Stored data entries:
============

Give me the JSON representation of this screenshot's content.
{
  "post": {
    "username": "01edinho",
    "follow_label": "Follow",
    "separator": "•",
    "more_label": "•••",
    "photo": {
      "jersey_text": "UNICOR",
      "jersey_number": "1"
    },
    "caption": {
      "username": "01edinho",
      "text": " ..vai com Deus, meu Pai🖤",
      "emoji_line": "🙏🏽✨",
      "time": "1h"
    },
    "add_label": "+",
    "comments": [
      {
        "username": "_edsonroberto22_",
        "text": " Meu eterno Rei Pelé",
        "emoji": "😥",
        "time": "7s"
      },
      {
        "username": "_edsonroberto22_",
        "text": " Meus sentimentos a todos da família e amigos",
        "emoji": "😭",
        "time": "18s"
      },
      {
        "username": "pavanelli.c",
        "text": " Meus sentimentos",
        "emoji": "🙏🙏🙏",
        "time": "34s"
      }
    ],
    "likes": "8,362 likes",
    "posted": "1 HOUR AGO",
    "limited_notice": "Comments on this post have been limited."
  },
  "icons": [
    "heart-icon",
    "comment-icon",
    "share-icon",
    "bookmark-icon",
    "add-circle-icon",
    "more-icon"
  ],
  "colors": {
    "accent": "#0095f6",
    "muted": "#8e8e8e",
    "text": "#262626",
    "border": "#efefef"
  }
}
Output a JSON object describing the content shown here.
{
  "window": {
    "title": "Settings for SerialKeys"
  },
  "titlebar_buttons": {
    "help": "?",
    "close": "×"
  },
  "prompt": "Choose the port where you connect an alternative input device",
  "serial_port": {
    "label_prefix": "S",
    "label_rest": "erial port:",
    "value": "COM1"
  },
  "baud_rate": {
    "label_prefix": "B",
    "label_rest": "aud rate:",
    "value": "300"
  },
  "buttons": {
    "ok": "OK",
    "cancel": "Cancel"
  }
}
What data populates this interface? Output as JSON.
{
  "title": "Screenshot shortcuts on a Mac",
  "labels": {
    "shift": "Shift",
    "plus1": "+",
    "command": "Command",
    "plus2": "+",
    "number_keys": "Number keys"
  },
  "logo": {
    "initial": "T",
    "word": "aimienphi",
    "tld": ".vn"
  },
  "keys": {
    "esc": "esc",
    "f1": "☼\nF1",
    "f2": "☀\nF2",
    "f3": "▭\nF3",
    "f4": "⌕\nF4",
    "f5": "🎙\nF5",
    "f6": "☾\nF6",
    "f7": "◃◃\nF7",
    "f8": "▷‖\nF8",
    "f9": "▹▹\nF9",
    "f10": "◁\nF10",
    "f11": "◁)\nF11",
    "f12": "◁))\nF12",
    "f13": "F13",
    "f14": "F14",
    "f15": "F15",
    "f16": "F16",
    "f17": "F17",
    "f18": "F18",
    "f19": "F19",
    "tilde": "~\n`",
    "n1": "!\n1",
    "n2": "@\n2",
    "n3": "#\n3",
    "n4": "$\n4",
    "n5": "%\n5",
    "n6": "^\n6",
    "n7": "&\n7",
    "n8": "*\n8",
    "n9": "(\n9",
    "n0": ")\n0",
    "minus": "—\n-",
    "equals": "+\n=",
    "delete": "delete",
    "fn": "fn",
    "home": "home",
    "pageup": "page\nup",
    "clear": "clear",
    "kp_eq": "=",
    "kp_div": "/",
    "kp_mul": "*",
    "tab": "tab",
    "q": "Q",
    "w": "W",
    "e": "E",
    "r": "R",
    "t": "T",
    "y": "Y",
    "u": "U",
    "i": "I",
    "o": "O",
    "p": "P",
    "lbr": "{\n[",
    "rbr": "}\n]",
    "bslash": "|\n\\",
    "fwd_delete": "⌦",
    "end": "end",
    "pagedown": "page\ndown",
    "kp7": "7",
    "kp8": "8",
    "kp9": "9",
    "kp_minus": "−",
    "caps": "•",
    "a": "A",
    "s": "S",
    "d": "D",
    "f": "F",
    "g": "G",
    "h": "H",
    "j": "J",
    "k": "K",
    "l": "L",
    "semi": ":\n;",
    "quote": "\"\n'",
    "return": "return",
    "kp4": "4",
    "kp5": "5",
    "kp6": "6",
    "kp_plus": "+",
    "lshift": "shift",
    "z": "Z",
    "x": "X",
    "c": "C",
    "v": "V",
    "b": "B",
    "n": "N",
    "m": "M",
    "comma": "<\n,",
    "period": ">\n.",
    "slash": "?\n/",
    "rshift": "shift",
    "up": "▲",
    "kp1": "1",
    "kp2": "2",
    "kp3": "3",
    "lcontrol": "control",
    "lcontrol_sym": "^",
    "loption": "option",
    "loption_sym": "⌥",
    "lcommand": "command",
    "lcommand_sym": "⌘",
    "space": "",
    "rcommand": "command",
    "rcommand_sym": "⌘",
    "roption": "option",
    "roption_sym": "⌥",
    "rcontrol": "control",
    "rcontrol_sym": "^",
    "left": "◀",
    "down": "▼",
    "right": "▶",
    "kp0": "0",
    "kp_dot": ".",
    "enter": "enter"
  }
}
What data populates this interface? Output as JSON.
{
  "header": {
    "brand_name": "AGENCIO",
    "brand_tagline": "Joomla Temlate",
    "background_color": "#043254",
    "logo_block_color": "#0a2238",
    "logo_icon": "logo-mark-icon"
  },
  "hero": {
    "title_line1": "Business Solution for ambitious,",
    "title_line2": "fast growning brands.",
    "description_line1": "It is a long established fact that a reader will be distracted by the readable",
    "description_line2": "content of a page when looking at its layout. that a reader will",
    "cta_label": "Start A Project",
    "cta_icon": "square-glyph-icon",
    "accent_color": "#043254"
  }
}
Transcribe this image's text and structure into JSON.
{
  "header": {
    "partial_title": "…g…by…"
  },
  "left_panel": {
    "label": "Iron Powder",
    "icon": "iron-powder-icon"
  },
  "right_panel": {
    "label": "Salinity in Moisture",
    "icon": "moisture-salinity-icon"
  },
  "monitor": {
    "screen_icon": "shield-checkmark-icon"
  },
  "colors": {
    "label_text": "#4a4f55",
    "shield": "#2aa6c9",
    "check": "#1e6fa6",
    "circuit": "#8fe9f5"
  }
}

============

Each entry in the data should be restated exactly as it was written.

Give me the JSON representation of this screenshot's content.
{
  "post": {
    "username": "01edinho",
    "follow_label": "Follow",
    "separator": "•",
    "more_label": "•••",
    "photo": {
      "jersey_text": "UNICOR",
      "jersey_number": "1"
    },
    "caption": {
      "username": "01edinho",
      "text": " ..vai com Deus, meu Pai🖤",
      "emoji_line": "🙏🏽✨",
      "time": "1h"
    },
    "add_label": "+",
    "comments": [
      {
        "username": "_edsonroberto22_",
        "text": " Meu eterno Rei Pelé",
        "emoji": "😥",
        "time": "7s"
      },
      {
        "username": "_edsonroberto22_",
        "text": " Meus sentimentos a todos da família e amigos",
        "emoji": "😭",
        "time": "18s"
      },
      {
        "username": "pavanelli.c",
        "text": " Meus sentimentos",
        "emoji": "🙏🙏🙏",
        "time": "34s"
      }
    ],
    "likes": "8,362 likes",
    "posted": "1 HOUR AGO",
    "limited_notice": "Comments on this post have been limited."
  },
  "icons": [
    "heart-icon",
    "comment-icon",
    "share-icon",
    "bookmark-icon",
    "add-circle-icon",
    "more-icon"
  ],
  "colors": {
    "accent": "#0095f6",
    "muted": "#8e8e8e",
    "text": "#262626",
    "border": "#efefef"
  }
}
Output a JSON object describing the content shown here.
{
  "window": {
    "title": "Settings for SerialKeys"
  },
  "titlebar_buttons": {
    "help": "?",
    "close": "×"
  },
  "prompt": "Choose the port where you connect an alternative input device",
  "serial_port": {
    "label_prefix": "S",
    "label_rest": "erial port:",
    "value": "COM1"
  },
  "baud_rate": {
    "label_prefix": "B",
    "label_rest": "aud rate:",
    "value": "300"
  },
  "buttons": {
    "ok": "OK",
    "cancel": "Cancel"
  }
}
What data populates this interface? Output as JSON.
{
  "title": "Screenshot shortcuts on a Mac",
  "labels": {
    "shift": "Shift",
    "plus1": "+",
    "command": "Command",
    "plus2": "+",
    "number_keys": "Number keys"
  },
  "logo": {
    "initial": "T",
    "word": "aimienphi",
    "tld": ".vn"
  },
  "keys": {
    "esc": "esc",
    "f1": "☼\nF1",
    "f2": "☀\nF2",
    "f3": "▭\nF3",
    "f4": "⌕\nF4",
    "f5": "🎙\nF5",
    "f6": "☾\nF6",
    "f7": "◃◃\nF7",
    "f8": "▷‖\nF8",
    "f9": "▹▹\nF9",
    "f10": "◁\nF10",
    "f11": "◁)\nF11",
    "f12": "◁))\nF12",
    "f13": "F13",
    "f14": "F14",
    "f15": "F15",
    "f16": "F16",
    "f17": "F17",
    "f18": "F18",
    "f19": "F19",
    "tilde": "~\n`",
    "n1": "!\n1",
    "n2": "@\n2",
    "n3": "#\n3",
    "n4": "$\n4",
    "n5": "%\n5",
    "n6": "^\n6",
    "n7": "&\n7",
    "n8": "*\n8",
    "n9": "(\n9",
    "n0": ")\n0",
    "minus": "—\n-",
    "equals": "+\n=",
    "delete": "delete",
    "fn": "fn",
    "home": "home",
    "pageup": "page\nup",
    "clear": "clear",
    "kp_eq": "=",
    "kp_div": "/",
    "kp_mul": "*",
    "tab": "tab",
    "q": "Q",
    "w": "W",
    "e": "E",
    "r": "R",
    "t": "T",
    "y": "Y",
    "u": "U",
    "i": "I",
    "o": "O",
    "p": "P",
    "lbr": "{\n[",
    "rbr": "}\n]",
    "bslash": "|\n\\",
    "fwd_delete": "⌦",
    "end": "end",
    "pagedown": "page\ndown",
    "kp7": "7",
    "kp8": "8",
    "kp9": "9",
    "kp_minus": "−",
    "caps": "•",
    "a": "A",
    "s": "S",
    "d": "D",
    "f": "F",
    "g": "G",
    "h": "H",
    "j": "J",
    "k": "K",
    "l": "L",
    "semi": ":\n;",
    "quote": "\"\n'",
    "return": "return",
    "kp4": "4",
    "kp5": "5",
    "kp6": "6",
    "kp_plus": "+",
    "lshift": "shift",
    "z": "Z",
    "x": "X",
    "c": "C",
    "v": "V",
    "b": "B",
    "n": "N",
    "m": "M",
    "comma": "<\n,",
    "period": ">\n.",
    "slash": "?\n/",
    "rshift": "shift",
    "up": "▲",
    "kp1": "1",
    "kp2": "2",
    "kp3": "3",
    "lcontrol": "control",
    "lcontrol_sym": "^",
    "loption": "option",
    "loption_sym": "⌥",
    "lcommand": "command",
    "lcommand_sym": "⌘",
    "space": "",
    "rcommand": "command",
    "rcommand_sym": "⌘",
    "roption": "option",
    "roption_sym": "⌥",
    "rcontrol": "control",
    "rcontrol_sym": "^",
    "left": "◀",
    "down": "▼",
    "right": "▶",
    "kp0": "0",
    "kp_dot": ".",
    "enter": "enter"
  }
}
What data populates this interface? Output as JSON.
{
  "header": {
    "brand_name": "AGENCIO",
    "brand_tagline": "Joomla Temlate",
    "background_color": "#043254",
    "logo_block_color": "#0a2238",
    "logo_icon": "logo-mark-icon"
  },
  "hero": {
    "title_line1": "Business Solution for ambitious,",
    "title_line2": "fast growning brands.",
    "description_line1": "It is a long established fact that a reader will be distracted by the readable",
    "description_line2": "content of a page when looking at its layout. that a reader will",
    "cta_label": "Start A Project",
    "cta_icon": "square-glyph-icon",
    "accent_color": "#043254"
  }
}
Transcribe this image's text and structure into JSON.
{
  "header": {
    "partial_title": "…g…by…"
  },
  "left_panel": {
    "label": "Iron Powder",
    "icon": "iron-powder-icon"
  },
  "right_panel": {
    "label": "Salinity in Moisture",
    "icon": "moisture-salinity-icon"
  },
  "monitor": {
    "screen_icon": "shield-checkmark-icon"
  },
  "colors": {
    "label_text": "#4a4f55",
    "shield": "#2aa6c9",
    "check": "#1e6fa6",
    "circuit": "#8fe9f5"
  }
}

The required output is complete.